### [EXERCISE DETAILS]
Pull out every line below containing the word "content".

### [Website and app data records]
++++++

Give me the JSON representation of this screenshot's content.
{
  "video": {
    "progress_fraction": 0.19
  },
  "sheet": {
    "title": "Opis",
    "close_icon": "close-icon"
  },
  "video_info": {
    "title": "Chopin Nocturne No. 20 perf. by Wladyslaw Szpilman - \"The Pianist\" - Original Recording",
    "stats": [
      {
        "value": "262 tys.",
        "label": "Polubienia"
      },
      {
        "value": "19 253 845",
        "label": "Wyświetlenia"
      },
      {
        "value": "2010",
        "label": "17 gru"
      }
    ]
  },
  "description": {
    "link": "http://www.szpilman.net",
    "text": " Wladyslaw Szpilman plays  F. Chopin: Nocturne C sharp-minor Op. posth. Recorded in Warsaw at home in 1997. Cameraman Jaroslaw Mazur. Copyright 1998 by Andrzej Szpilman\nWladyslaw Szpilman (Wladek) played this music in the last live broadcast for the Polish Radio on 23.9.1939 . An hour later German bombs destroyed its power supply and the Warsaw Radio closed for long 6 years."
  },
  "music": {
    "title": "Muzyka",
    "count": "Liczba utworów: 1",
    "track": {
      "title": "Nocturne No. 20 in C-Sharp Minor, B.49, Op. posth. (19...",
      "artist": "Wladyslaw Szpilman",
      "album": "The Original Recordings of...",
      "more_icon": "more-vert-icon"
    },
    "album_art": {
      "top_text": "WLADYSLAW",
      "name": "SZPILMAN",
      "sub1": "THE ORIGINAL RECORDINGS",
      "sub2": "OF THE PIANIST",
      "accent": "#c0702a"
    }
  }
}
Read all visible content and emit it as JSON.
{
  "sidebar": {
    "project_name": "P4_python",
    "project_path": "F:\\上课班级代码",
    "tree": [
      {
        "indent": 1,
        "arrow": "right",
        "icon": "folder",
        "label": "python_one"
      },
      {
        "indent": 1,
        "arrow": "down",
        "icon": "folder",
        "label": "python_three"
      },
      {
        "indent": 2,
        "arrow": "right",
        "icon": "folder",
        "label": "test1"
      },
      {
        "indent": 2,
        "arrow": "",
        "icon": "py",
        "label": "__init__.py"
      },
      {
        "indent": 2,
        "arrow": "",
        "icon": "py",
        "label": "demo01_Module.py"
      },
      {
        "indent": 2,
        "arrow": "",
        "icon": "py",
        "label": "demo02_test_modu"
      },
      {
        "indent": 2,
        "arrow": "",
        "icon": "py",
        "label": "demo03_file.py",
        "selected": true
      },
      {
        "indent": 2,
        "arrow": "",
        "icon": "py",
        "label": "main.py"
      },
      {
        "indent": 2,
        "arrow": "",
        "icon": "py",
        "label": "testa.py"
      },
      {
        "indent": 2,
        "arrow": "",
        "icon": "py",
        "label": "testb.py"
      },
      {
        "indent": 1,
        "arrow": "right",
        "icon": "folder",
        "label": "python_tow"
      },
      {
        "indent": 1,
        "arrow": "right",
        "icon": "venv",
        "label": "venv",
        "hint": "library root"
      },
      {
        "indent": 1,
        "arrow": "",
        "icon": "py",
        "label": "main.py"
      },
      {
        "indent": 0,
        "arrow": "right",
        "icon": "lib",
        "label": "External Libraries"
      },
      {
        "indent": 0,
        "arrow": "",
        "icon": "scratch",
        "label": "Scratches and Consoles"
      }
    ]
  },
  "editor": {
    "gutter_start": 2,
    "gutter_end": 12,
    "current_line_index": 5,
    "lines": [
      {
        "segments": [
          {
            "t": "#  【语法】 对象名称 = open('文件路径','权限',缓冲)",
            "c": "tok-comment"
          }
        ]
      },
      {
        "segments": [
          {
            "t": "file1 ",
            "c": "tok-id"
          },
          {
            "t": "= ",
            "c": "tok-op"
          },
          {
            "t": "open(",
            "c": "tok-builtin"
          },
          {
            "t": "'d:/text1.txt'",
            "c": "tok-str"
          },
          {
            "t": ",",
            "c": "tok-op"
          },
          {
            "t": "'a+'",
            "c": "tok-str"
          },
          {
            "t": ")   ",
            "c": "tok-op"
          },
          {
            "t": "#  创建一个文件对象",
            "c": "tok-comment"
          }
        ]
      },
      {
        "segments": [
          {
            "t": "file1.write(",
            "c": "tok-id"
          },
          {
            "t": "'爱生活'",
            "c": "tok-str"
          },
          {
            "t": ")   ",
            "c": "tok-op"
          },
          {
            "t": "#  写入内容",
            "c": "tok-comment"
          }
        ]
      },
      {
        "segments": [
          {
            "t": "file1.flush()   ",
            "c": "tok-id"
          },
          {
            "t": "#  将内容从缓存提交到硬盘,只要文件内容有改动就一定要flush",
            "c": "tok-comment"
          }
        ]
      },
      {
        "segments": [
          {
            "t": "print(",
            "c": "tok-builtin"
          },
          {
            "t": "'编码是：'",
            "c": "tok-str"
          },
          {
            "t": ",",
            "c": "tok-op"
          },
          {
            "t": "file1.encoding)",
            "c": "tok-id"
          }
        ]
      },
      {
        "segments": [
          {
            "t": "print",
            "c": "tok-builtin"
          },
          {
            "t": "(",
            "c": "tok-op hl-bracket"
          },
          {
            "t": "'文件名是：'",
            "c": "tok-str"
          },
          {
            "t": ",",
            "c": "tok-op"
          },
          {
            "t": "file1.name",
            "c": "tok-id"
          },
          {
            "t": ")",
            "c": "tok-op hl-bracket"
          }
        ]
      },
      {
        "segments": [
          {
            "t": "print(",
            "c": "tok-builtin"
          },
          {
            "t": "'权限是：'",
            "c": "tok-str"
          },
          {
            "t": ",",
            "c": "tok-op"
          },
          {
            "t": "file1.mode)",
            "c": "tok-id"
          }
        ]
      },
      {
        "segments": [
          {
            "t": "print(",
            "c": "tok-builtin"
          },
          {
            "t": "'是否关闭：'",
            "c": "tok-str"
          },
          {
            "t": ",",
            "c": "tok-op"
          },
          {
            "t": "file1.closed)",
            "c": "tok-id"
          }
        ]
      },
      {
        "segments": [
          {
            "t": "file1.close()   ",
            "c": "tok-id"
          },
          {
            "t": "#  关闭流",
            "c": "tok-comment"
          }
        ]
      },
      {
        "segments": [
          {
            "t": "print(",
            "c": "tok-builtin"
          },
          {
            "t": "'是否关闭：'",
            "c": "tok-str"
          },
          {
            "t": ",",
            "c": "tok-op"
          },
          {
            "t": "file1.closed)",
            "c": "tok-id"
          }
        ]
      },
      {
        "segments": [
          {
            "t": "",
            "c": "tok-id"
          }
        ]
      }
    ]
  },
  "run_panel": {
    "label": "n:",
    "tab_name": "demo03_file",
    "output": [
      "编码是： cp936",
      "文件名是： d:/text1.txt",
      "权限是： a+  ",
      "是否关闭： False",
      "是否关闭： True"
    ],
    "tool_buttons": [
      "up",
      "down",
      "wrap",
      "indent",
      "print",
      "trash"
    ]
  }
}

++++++

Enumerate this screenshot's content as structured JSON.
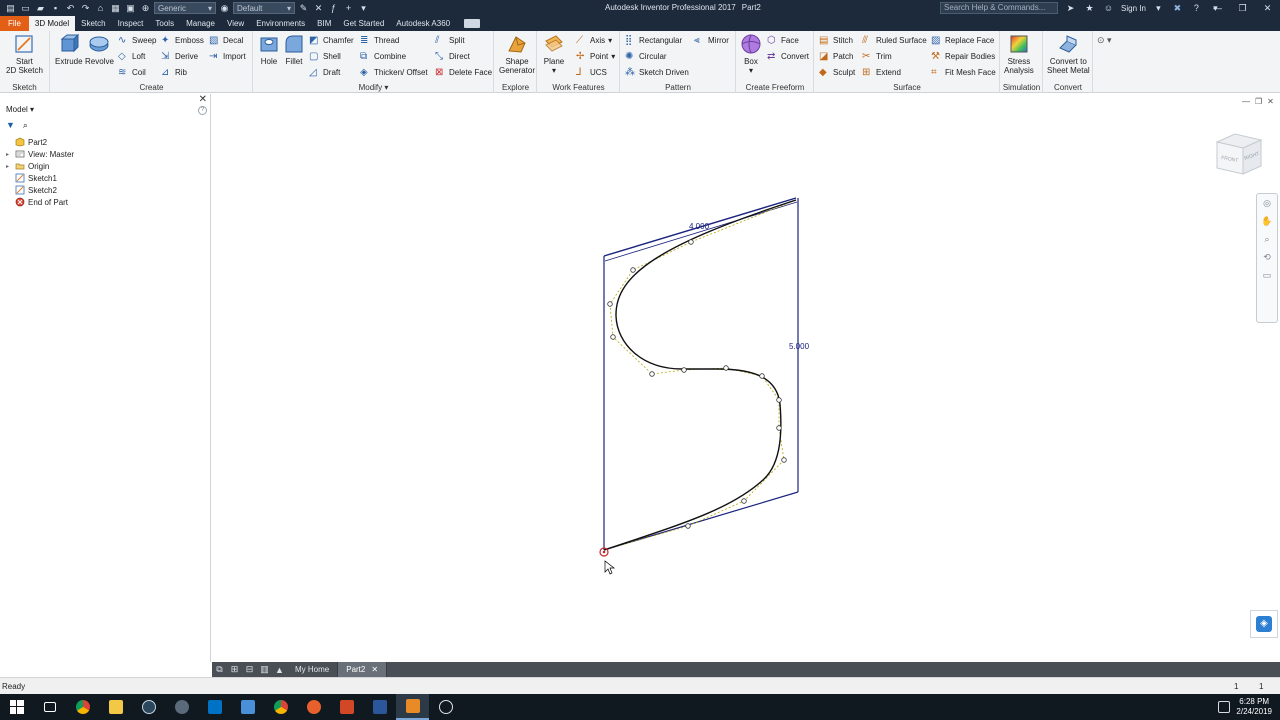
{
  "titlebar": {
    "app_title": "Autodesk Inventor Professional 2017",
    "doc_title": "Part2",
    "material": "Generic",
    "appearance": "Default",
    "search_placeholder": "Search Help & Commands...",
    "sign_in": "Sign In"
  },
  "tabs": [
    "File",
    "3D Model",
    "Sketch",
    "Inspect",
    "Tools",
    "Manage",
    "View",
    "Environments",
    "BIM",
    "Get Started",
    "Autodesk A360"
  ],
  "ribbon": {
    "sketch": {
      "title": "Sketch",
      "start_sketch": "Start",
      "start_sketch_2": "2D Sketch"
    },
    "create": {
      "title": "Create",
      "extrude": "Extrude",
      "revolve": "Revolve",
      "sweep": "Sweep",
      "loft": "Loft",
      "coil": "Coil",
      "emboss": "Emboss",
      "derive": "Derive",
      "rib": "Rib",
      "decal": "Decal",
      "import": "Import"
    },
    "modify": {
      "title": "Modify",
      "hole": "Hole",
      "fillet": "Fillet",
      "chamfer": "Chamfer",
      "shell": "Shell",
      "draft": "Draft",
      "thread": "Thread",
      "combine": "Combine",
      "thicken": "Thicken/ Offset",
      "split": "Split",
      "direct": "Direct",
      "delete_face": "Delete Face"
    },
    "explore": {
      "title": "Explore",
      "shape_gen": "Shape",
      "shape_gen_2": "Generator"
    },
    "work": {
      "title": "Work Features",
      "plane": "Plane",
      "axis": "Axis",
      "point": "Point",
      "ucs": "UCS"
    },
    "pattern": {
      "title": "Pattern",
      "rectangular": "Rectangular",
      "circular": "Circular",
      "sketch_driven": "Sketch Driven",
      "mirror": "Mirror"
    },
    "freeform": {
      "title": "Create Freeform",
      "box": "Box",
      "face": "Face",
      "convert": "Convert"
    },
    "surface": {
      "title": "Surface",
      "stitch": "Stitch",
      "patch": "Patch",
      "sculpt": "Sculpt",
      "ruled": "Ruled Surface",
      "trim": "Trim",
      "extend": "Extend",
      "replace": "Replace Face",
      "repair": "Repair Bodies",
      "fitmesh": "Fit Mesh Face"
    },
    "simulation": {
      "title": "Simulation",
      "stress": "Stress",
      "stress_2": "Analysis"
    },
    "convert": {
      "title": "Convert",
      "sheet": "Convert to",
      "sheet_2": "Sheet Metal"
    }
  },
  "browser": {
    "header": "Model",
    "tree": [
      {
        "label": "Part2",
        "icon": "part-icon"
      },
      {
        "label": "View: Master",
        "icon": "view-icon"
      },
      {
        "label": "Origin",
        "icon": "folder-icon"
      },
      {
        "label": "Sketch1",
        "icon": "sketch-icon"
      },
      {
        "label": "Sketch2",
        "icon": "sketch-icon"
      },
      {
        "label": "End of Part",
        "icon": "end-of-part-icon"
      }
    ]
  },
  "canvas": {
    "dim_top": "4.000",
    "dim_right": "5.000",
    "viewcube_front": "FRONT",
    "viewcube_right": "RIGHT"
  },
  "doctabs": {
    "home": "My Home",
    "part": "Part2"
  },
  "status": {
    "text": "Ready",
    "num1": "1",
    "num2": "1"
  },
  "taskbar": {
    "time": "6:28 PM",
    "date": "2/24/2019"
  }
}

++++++

### [RESPONSE TO THIS EXERCISE]
Give me the JSON representation of this screenshot's content.
Read all visible content and emit it as JSON.
Enumerate this screenshot's content as structured JSON.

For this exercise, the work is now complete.